- Skewer heart pieces, about 3-4 per skewer. Reserve some marinade. I've never soaked bamboo skewers before (and never had any catch on fire), but most recipes tell you to. If you are so inclined, soak them in a container of water for 30 minutes before adding meat.
- Grill 3-5 minutes per side, brushing with additional marinade if desired. DO NOT OVERCOOK! Heart gets tough and rubbery if overcooked -- you want it to be medium rare or at most medium to be tender and delicious.
- Serve immediately.
- STIR-FRY INSTRUCTIONS: You will need 2 medium to large skillets. Remove meat from marinade and let drain on paper towels. First, cut your pepper(s) and onion into thin short strips. Then, in one pan, sautee onions and peppers until soft in a little fat of choice. Add a few spoonfuls of leftover marinade (or all of it) and stir to combine. Continue to cook for 1-2 minutes after adding marinade. If heart is not ready at the exact same time, turn heat to low while heart finishes cooking.
- At the same time, in second large skillet, cook heart over medium heat in a little of your oil of choice, about 2-4 minutes per side. A 12 inch skillet should be large enough to accommodate the next step.
- After both the heart and the vegetables are cooked, add vegetables to the large skillet with beef heart and stir to combine. Cook together for about 1-2 minutes and stir to combine well as you cook.

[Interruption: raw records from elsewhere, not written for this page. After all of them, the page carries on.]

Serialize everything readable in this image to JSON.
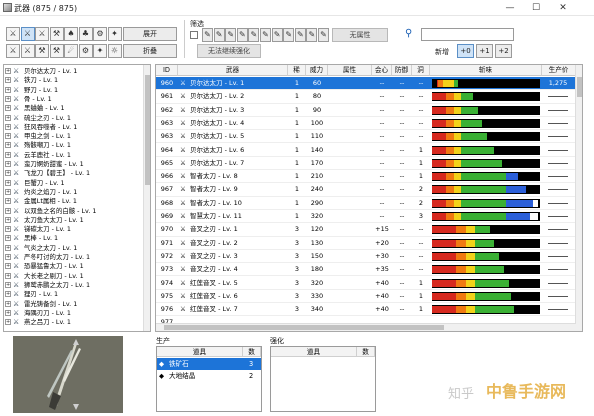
{
  "window": {
    "title": "武器",
    "count": "(875 / 875)",
    "controls": [
      "—",
      "☐",
      "✕"
    ]
  },
  "toolbar": {
    "icons": [
      "sword-icon",
      "greatsword-icon",
      "longsword-icon",
      "hammer-icon",
      "lance-icon",
      "gunlance-icon",
      "switchaxe-icon",
      "chargeblade-icon"
    ],
    "icon_glyphs": [
      "⚔",
      "⚔",
      "⚔",
      "⚒",
      "♠",
      "♣",
      "⚙",
      "✦",
      "⚔",
      "⚔",
      "⚒",
      "⚒",
      "☄",
      "⚙",
      "✦",
      "☼"
    ],
    "expand_label": "展开",
    "collapse_label": "折叠"
  },
  "filter": {
    "title": "筛选",
    "icon_glyphs": [
      "✎",
      "✎",
      "✎",
      "✎",
      "✎",
      "✎",
      "✎",
      "✎",
      "✎",
      "✎",
      "✎"
    ],
    "no_attr_label": "无属性",
    "no_upgrade_label": "无法继续强化",
    "search_placeholder": "",
    "new_label": "新增",
    "new_options": [
      "+0",
      "+1",
      "+2"
    ]
  },
  "tree": {
    "items": [
      "贝尔达太刀 - Lv. 1",
      "铁刀 - Lv. 1",
      "野刀 - Lv. 1",
      "骨 - Lv. 1",
      "黑蛐蛐 - Lv. 1",
      "硫尘之刃 - Lv. 1",
      "狂风吞噬者 - Lv. 1",
      "甲虫之剑 - Lv. 1",
      "殇骸嘲刀 - Lv. 1",
      "云羊鹿社 - Lv. 1",
      "蛮刀婀奶甜蜜 - Lv. 1",
      "飞龙刀【碧王】 - Lv. 1",
      "巨蟹刀 - Lv. 1",
      "灼炎之焰刀 - Lv. 1",
      "金属Lt属相 - Lv. 1",
      "以双鱼之名的白骸 - Lv. 1",
      "太刀鱼大太刀 - Lv. 1",
      "锑碳太刀 - Lv. 1",
      "黑棒 - Lv. 1",
      "气炎之太刀 - Lv. 1",
      "严冬叮讨的太刀 - Lv. 1",
      "恐暴猛鲁太刀 - Lv. 1",
      "大长老之剔刀 - Lv. 1",
      "狮鹫赤鹏之太刀 - Lv. 1",
      "狸刃 - Lv. 1",
      "雷光铸备剑 - Lv. 1",
      "海隅刃刀 - Lv. 1",
      "燕之吕刀 - Lv. 1"
    ]
  },
  "grid": {
    "headers": [
      "ID",
      "武器",
      "稀",
      "威力",
      "属性",
      "会心",
      "防御",
      "洞",
      "斩味",
      "生产价"
    ],
    "rows": [
      {
        "id": "960",
        "name": "贝尔达太刀 - Lv. 1",
        "rarity": "1",
        "power": "60",
        "attr": "",
        "crit": "--",
        "def": "--",
        "slots": "--",
        "price": "1,275",
        "bars": [
          [
            4,
            5,
            "#d6291f"
          ],
          [
            5,
            9,
            "#f07a12"
          ],
          [
            9,
            18,
            "#f2d21a"
          ],
          [
            18,
            22,
            "#3ab034"
          ]
        ],
        "selected": true
      },
      {
        "id": "961",
        "name": "贝尔达太刀 - Lv. 2",
        "rarity": "1",
        "power": "80",
        "attr": "",
        "crit": "--",
        "def": "--",
        "slots": "--",
        "price": "",
        "bars": [
          [
            0,
            12,
            "#d6291f"
          ],
          [
            12,
            18,
            "#f07a12"
          ],
          [
            18,
            24,
            "#f2d21a"
          ],
          [
            24,
            34,
            "#3ab034"
          ]
        ],
        "selected": false
      },
      {
        "id": "962",
        "name": "贝尔达太刀 - Lv. 3",
        "rarity": "1",
        "power": "90",
        "attr": "",
        "crit": "--",
        "def": "--",
        "slots": "--",
        "price": "",
        "bars": [
          [
            0,
            12,
            "#d6291f"
          ],
          [
            12,
            18,
            "#f07a12"
          ],
          [
            18,
            24,
            "#f2d21a"
          ],
          [
            24,
            38,
            "#3ab034"
          ]
        ],
        "selected": false
      },
      {
        "id": "963",
        "name": "贝尔达太刀 - Lv. 4",
        "rarity": "1",
        "power": "100",
        "attr": "",
        "crit": "--",
        "def": "--",
        "slots": "--",
        "price": "",
        "bars": [
          [
            0,
            12,
            "#d6291f"
          ],
          [
            12,
            18,
            "#f07a12"
          ],
          [
            18,
            24,
            "#f2d21a"
          ],
          [
            24,
            42,
            "#3ab034"
          ]
        ],
        "selected": false
      },
      {
        "id": "963",
        "name": "贝尔达太刀 - Lv. 5",
        "rarity": "1",
        "power": "110",
        "attr": "",
        "crit": "--",
        "def": "--",
        "slots": "--",
        "price": "",
        "bars": [
          [
            0,
            12,
            "#d6291f"
          ],
          [
            12,
            18,
            "#f07a12"
          ],
          [
            18,
            24,
            "#f2d21a"
          ],
          [
            24,
            46,
            "#3ab034"
          ]
        ],
        "selected": false
      },
      {
        "id": "964",
        "name": "贝尔达太刀 - Lv. 6",
        "rarity": "1",
        "power": "140",
        "attr": "",
        "crit": "--",
        "def": "--",
        "slots": "1",
        "price": "",
        "bars": [
          [
            0,
            12,
            "#d6291f"
          ],
          [
            12,
            18,
            "#f07a12"
          ],
          [
            18,
            24,
            "#f2d21a"
          ],
          [
            24,
            52,
            "#3ab034"
          ]
        ],
        "selected": false
      },
      {
        "id": "965",
        "name": "贝尔达太刀 - Lv. 7",
        "rarity": "1",
        "power": "170",
        "attr": "",
        "crit": "--",
        "def": "--",
        "slots": "1",
        "price": "",
        "bars": [
          [
            0,
            12,
            "#d6291f"
          ],
          [
            12,
            18,
            "#f07a12"
          ],
          [
            18,
            24,
            "#f2d21a"
          ],
          [
            24,
            58,
            "#3ab034"
          ]
        ],
        "selected": false
      },
      {
        "id": "966",
        "name": "智者太刀 - Lv. 8",
        "rarity": "1",
        "power": "210",
        "attr": "",
        "crit": "--",
        "def": "--",
        "slots": "1",
        "price": "",
        "bars": [
          [
            0,
            12,
            "#d6291f"
          ],
          [
            12,
            18,
            "#f07a12"
          ],
          [
            18,
            24,
            "#f2d21a"
          ],
          [
            24,
            62,
            "#3ab034"
          ],
          [
            62,
            72,
            "#2b5fd9"
          ]
        ],
        "selected": false
      },
      {
        "id": "967",
        "name": "智者太刀 - Lv. 9",
        "rarity": "1",
        "power": "240",
        "attr": "",
        "crit": "--",
        "def": "--",
        "slots": "2",
        "price": "",
        "bars": [
          [
            0,
            12,
            "#d6291f"
          ],
          [
            12,
            18,
            "#f07a12"
          ],
          [
            18,
            24,
            "#f2d21a"
          ],
          [
            24,
            62,
            "#3ab034"
          ],
          [
            62,
            78,
            "#2b5fd9"
          ]
        ],
        "selected": false
      },
      {
        "id": "968",
        "name": "智者太刀 - Lv. 10",
        "rarity": "1",
        "power": "290",
        "attr": "",
        "crit": "--",
        "def": "--",
        "slots": "2",
        "price": "",
        "bars": [
          [
            0,
            12,
            "#d6291f"
          ],
          [
            12,
            18,
            "#f07a12"
          ],
          [
            18,
            24,
            "#f2d21a"
          ],
          [
            24,
            62,
            "#3ab034"
          ],
          [
            62,
            84,
            "#2b5fd9"
          ],
          [
            84,
            88,
            "#ffffff"
          ]
        ],
        "selected": false
      },
      {
        "id": "969",
        "name": "智慧太刀 - Lv. 11",
        "rarity": "1",
        "power": "320",
        "attr": "",
        "crit": "--",
        "def": "--",
        "slots": "3",
        "price": "",
        "bars": [
          [
            0,
            12,
            "#d6291f"
          ],
          [
            12,
            18,
            "#f07a12"
          ],
          [
            18,
            24,
            "#f2d21a"
          ],
          [
            24,
            62,
            "#3ab034"
          ],
          [
            62,
            82,
            "#2b5fd9"
          ],
          [
            82,
            88,
            "#ffffff"
          ]
        ],
        "selected": false
      },
      {
        "id": "970",
        "name": "音叉之刃 - Lv. 1",
        "rarity": "3",
        "power": "120",
        "attr": "",
        "crit": "+15",
        "def": "--",
        "slots": "--",
        "price": "",
        "bars": [
          [
            0,
            20,
            "#d6291f"
          ],
          [
            20,
            28,
            "#f07a12"
          ],
          [
            28,
            36,
            "#f2d21a"
          ],
          [
            36,
            48,
            "#3ab034"
          ]
        ],
        "selected": false
      },
      {
        "id": "971",
        "name": "音叉之刃 - Lv. 2",
        "rarity": "3",
        "power": "130",
        "attr": "",
        "crit": "+20",
        "def": "--",
        "slots": "--",
        "price": "",
        "bars": [
          [
            0,
            20,
            "#d6291f"
          ],
          [
            20,
            28,
            "#f07a12"
          ],
          [
            28,
            36,
            "#f2d21a"
          ],
          [
            36,
            52,
            "#3ab034"
          ]
        ],
        "selected": false
      },
      {
        "id": "972",
        "name": "音叉之刃 - Lv. 3",
        "rarity": "3",
        "power": "150",
        "attr": "",
        "crit": "+30",
        "def": "--",
        "slots": "--",
        "price": "",
        "bars": [
          [
            0,
            20,
            "#d6291f"
          ],
          [
            20,
            28,
            "#f07a12"
          ],
          [
            28,
            36,
            "#f2d21a"
          ],
          [
            36,
            56,
            "#3ab034"
          ]
        ],
        "selected": false
      },
      {
        "id": "973",
        "name": "音叉之刃 - Lv. 4",
        "rarity": "3",
        "power": "180",
        "attr": "",
        "crit": "+35",
        "def": "--",
        "slots": "--",
        "price": "",
        "bars": [
          [
            0,
            20,
            "#d6291f"
          ],
          [
            20,
            28,
            "#f07a12"
          ],
          [
            28,
            36,
            "#f2d21a"
          ],
          [
            36,
            60,
            "#3ab034"
          ]
        ],
        "selected": false
      },
      {
        "id": "974",
        "name": "红莲音叉 - Lv. 5",
        "rarity": "3",
        "power": "320",
        "attr": "",
        "crit": "+40",
        "def": "--",
        "slots": "1",
        "price": "",
        "bars": [
          [
            0,
            20,
            "#d6291f"
          ],
          [
            20,
            28,
            "#f07a12"
          ],
          [
            28,
            36,
            "#f2d21a"
          ],
          [
            36,
            64,
            "#3ab034"
          ]
        ],
        "selected": false
      },
      {
        "id": "975",
        "name": "红莲音叉 - Lv. 6",
        "rarity": "3",
        "power": "330",
        "attr": "",
        "crit": "+40",
        "def": "--",
        "slots": "1",
        "price": "",
        "bars": [
          [
            0,
            20,
            "#d6291f"
          ],
          [
            20,
            28,
            "#f07a12"
          ],
          [
            28,
            36,
            "#f2d21a"
          ],
          [
            36,
            66,
            "#3ab034"
          ]
        ],
        "selected": false
      },
      {
        "id": "976",
        "name": "红莲音叉 - Lv. 7",
        "rarity": "3",
        "power": "340",
        "attr": "",
        "crit": "+40",
        "def": "--",
        "slots": "1",
        "price": "",
        "bars": [
          [
            0,
            20,
            "#d6291f"
          ],
          [
            20,
            28,
            "#f07a12"
          ],
          [
            28,
            36,
            "#f2d21a"
          ],
          [
            36,
            68,
            "#3ab034"
          ]
        ],
        "selected": false
      },
      {
        "id": "977",
        "name": "",
        "rarity": "",
        "power": "",
        "attr": "",
        "crit": "",
        "def": "",
        "slots": "",
        "price": "",
        "bars": [],
        "selected": false
      }
    ]
  },
  "production": {
    "title": "生产",
    "headers": [
      "道具",
      "数"
    ],
    "rows": [
      {
        "item": "铁矿石",
        "qty": "3",
        "selected": true
      },
      {
        "item": "大地结晶",
        "qty": "2",
        "selected": false
      }
    ]
  },
  "upgrade": {
    "title": "强化",
    "headers": [
      "道具",
      "数"
    ],
    "rows": []
  },
  "watermark": {
    "text": "知乎",
    "brand": "中鲁手游网"
  }
}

- Plate and serve immediately, alone or with an additional side. Platanos maduros (fried ripe plantains) or tostones (twice-fried green plantains) are excellent options for a starchy side.